    On the Road – Jack Kerouac (surprising, didn’t think I’d like it, but his mastery of the language is incredible, and I ended up loving it)

    Like

    May 18, 2012
  23. My picks are Naked Lunch, The Pride of Miss Jean Brodie and White Teeth.

    Like

    May 18, 2012
  24. Jillian ♣ #

    Atonement, Invisible Man & Possession 🙂

    Like

    May 18, 2012
  25. My three votes go to:

    The Grapes of Wrath, John Steinbeck
    Invisible Man, Ralph Ellison
    Their Eyes Were Watching God, Zora Neale Hurston

    Like

    May 18, 2012
  26. Atonement, The Sun Also Rises and Red Harvest.

    Like

    May 18, 2012
  27. Rachel Etta #

    Atonement and Possession, because I’d love to read these along.
    And The Prime of Miss Jean Brodie, because it’s a lovely short read.
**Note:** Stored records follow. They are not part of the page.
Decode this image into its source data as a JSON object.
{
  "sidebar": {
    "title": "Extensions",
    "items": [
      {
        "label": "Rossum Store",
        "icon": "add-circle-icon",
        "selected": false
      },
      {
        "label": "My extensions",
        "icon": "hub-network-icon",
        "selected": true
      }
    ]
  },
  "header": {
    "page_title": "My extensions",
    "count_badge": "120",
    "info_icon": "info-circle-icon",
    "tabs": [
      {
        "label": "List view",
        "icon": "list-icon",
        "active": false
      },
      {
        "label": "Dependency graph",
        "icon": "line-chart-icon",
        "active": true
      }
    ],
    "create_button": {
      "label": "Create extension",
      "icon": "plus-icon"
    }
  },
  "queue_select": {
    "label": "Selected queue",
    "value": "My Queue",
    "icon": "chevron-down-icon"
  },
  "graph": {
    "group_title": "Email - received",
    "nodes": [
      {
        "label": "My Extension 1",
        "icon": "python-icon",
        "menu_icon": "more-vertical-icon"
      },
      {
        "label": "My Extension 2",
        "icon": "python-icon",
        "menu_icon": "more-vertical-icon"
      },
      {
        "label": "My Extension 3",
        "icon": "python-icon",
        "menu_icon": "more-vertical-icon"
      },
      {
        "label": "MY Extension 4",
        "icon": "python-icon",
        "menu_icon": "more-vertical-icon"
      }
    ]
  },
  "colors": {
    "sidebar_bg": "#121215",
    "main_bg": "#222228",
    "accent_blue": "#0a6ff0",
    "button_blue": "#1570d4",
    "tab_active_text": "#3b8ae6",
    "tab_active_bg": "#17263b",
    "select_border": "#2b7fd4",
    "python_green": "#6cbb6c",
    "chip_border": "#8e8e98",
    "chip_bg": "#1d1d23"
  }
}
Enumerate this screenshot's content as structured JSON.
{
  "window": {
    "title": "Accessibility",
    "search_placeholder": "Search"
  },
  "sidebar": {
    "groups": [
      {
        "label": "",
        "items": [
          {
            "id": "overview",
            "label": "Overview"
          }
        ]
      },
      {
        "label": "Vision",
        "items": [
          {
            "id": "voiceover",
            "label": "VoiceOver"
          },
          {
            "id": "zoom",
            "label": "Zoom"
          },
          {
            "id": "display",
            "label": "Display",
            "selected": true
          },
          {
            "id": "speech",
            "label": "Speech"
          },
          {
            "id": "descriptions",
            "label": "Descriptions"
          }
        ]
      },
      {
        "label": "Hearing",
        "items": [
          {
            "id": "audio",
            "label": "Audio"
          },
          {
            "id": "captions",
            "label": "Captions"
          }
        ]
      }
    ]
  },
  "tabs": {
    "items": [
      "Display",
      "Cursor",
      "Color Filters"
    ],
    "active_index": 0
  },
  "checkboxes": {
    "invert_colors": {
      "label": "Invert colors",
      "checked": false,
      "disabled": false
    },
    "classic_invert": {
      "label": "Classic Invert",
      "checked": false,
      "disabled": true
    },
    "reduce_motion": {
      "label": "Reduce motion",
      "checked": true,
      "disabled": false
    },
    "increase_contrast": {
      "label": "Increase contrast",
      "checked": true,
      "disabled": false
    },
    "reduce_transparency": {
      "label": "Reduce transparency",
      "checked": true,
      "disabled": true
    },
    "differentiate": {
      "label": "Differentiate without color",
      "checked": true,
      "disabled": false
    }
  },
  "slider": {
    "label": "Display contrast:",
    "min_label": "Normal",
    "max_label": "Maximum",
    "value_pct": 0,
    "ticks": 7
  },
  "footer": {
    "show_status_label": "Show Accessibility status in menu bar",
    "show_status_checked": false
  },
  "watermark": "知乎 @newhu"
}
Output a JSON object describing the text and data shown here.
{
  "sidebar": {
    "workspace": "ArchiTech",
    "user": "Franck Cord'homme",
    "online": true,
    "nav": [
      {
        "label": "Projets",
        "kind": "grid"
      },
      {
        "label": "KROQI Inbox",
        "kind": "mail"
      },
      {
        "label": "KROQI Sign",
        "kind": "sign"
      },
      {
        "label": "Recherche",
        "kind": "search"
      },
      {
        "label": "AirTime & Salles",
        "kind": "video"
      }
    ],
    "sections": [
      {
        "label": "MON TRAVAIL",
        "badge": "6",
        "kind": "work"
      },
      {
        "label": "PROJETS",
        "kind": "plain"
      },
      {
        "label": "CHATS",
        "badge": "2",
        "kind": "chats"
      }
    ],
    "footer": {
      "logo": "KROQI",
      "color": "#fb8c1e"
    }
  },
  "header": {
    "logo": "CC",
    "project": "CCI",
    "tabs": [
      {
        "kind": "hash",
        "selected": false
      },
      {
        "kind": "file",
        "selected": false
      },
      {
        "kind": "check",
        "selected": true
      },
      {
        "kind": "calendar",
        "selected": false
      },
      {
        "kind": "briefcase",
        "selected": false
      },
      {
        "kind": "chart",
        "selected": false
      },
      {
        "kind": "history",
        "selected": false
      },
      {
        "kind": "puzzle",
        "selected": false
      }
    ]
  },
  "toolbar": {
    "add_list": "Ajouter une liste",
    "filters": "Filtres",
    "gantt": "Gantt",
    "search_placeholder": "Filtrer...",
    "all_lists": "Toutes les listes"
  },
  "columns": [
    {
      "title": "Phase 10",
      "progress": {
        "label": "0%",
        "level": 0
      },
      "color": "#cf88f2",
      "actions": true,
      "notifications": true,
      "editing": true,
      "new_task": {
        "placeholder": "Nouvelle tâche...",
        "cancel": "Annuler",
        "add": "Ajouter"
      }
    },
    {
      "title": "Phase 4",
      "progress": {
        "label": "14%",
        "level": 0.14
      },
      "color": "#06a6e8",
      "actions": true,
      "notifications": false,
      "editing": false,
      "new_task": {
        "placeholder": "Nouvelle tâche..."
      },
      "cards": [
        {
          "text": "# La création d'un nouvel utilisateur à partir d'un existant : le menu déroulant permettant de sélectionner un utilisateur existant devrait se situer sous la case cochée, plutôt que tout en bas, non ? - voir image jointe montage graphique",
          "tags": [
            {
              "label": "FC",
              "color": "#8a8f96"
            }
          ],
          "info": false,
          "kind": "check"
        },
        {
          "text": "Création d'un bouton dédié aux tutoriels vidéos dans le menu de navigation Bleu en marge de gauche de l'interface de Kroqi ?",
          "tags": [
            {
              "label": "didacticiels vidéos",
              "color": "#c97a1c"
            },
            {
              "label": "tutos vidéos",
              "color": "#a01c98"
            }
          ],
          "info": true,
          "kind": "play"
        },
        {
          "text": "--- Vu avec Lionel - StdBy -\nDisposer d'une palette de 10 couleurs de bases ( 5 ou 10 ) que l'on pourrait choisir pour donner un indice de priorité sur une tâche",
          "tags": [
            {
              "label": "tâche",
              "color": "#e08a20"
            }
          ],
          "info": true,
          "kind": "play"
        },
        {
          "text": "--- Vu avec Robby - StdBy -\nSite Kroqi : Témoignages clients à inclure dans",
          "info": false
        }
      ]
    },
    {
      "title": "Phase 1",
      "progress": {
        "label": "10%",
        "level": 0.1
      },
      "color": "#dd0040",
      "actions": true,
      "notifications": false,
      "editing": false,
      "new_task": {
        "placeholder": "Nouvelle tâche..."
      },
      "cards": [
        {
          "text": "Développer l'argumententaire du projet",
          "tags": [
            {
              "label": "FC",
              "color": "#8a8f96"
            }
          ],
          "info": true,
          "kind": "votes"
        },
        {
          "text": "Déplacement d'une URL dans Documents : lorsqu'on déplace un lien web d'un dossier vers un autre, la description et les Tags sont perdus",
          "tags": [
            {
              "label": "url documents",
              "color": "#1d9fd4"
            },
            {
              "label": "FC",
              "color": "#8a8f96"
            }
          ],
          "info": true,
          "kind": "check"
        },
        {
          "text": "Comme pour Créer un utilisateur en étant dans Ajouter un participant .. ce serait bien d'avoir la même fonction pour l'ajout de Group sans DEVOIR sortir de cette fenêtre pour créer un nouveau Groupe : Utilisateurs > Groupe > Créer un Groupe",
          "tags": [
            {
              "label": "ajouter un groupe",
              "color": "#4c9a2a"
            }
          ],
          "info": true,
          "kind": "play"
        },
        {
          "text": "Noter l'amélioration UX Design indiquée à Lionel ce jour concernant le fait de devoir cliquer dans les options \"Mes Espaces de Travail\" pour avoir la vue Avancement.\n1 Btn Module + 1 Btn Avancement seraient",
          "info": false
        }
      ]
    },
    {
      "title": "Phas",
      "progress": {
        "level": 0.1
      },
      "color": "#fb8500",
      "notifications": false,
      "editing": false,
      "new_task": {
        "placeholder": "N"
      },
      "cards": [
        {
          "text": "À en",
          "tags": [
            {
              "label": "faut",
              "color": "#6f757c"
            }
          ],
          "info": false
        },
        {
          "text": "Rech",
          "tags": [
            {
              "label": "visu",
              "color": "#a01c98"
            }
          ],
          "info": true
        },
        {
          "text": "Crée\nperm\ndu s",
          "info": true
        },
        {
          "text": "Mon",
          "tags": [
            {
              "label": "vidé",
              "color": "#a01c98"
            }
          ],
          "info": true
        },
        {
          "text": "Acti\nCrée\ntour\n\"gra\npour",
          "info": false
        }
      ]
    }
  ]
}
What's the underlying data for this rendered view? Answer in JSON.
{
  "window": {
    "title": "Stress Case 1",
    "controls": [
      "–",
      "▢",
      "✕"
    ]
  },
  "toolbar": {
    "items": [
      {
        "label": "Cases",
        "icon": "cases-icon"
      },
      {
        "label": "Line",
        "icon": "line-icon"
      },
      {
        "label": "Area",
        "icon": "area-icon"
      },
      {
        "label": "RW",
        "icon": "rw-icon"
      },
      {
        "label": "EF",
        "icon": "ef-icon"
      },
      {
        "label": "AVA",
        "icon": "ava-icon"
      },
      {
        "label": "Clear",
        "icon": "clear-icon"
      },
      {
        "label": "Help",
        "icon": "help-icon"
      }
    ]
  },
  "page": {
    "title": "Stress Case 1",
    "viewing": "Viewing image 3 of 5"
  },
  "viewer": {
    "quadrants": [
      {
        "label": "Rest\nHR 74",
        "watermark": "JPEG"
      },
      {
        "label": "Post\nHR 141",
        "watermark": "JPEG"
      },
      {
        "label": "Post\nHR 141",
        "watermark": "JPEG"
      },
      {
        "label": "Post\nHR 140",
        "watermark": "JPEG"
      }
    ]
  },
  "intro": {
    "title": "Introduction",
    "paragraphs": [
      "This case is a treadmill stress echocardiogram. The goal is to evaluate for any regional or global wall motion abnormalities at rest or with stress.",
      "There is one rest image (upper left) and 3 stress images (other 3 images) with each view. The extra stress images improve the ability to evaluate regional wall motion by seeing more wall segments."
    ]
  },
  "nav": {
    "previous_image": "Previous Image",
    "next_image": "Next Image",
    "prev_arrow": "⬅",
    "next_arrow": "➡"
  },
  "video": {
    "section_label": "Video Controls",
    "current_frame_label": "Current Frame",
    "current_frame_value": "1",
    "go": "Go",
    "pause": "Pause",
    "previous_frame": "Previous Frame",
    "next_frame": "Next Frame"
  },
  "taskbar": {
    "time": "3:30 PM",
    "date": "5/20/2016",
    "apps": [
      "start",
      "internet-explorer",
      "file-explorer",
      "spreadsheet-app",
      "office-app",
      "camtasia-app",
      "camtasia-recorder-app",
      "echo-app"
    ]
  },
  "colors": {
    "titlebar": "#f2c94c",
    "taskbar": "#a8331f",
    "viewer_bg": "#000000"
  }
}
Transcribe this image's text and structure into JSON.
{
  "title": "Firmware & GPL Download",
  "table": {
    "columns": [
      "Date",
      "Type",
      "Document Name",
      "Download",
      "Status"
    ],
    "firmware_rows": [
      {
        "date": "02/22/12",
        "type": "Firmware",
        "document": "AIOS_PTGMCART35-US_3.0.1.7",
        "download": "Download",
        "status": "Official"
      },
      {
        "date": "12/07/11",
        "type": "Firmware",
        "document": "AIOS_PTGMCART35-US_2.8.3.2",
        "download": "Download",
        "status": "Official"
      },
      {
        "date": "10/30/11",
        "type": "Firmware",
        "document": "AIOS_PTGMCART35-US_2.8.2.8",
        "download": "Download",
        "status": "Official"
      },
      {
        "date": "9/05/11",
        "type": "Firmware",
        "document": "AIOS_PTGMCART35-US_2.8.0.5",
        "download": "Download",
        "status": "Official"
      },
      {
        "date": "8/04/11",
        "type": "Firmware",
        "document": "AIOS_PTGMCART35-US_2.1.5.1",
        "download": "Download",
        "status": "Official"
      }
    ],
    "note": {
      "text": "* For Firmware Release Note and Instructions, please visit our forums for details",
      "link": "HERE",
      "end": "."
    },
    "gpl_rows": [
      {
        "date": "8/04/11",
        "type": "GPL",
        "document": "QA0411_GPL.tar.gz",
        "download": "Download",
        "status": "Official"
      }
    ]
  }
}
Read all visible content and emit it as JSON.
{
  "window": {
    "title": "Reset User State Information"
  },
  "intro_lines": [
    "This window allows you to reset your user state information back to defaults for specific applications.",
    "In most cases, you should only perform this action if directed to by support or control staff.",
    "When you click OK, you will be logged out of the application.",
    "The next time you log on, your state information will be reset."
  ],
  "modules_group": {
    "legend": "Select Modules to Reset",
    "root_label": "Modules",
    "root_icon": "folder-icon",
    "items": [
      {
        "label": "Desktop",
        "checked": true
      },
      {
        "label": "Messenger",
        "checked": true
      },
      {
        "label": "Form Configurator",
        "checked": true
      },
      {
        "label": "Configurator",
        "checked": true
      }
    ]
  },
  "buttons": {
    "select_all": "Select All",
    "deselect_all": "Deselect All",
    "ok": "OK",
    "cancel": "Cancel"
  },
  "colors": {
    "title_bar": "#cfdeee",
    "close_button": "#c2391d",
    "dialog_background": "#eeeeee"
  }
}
    Like

    May 18, 2012
  28. The Dreiser book sounds harrowing. You may need a break, so I vote for The Sun Also Rises, A Passage to India and Money (– not my favorite book, but it is a fast read and I think the topic is similar to An American Tragedy so it might make for interesting blogs.) I’ll read Dreiser with you.

    Like

    May 18, 2012
  29. Atonement
    Brideshead Revisited
    The Grapes of Wrath

    Like

    May 19, 2012
  30. Jane Eyre, Wuthering Heights, Blood Meridian, Gone with the Wind, these quite wonderful ~and anything by C.S. Lewis~ Good luck! Deborah

    Like

    May 19, 2012
  31. “Money” is one of my FAVORITE books EVER. Martin Amis will have you laughing out loud. You seem to need some levity!

    Like

    May 20, 2012
  32. Sam Philliber #

    Their Eyes were watching God and Things Fall Apart. I have to read those for AP Lit this summer.

    Like

    May 20, 2012
  33. Of those left Grapes of Wrath is my favourite.
    I’ll follow whatever u pick tho…
    Thanks A.K.

    Like

    May 20, 2012
  34. I’m voting for:

    Atonement (I think this is one of the front-runners)
    Housekeeping (I am surprised no one voted for this)
    Play It As It Lays (and this, too)

    Like

    May 20, 2012
  35. Money
    Atonement
    Crying of Lot 49

    Like

    May 20, 2012

Leave a Reply

Fill in your details below or click an icon to log in:

WordPress.com Logo

You are commenting using your WordPress.com account. Log Out / Change )

Twitter picture

You are commenting using your Twitter account. Log Out / Change )

Facebook photo

You are commenting using your Facebook account. Log Out / Change )

Google+ photo

You are commenting using your Google+ account. Log Out / Change )

Connecting to %s

%d bloggers like this: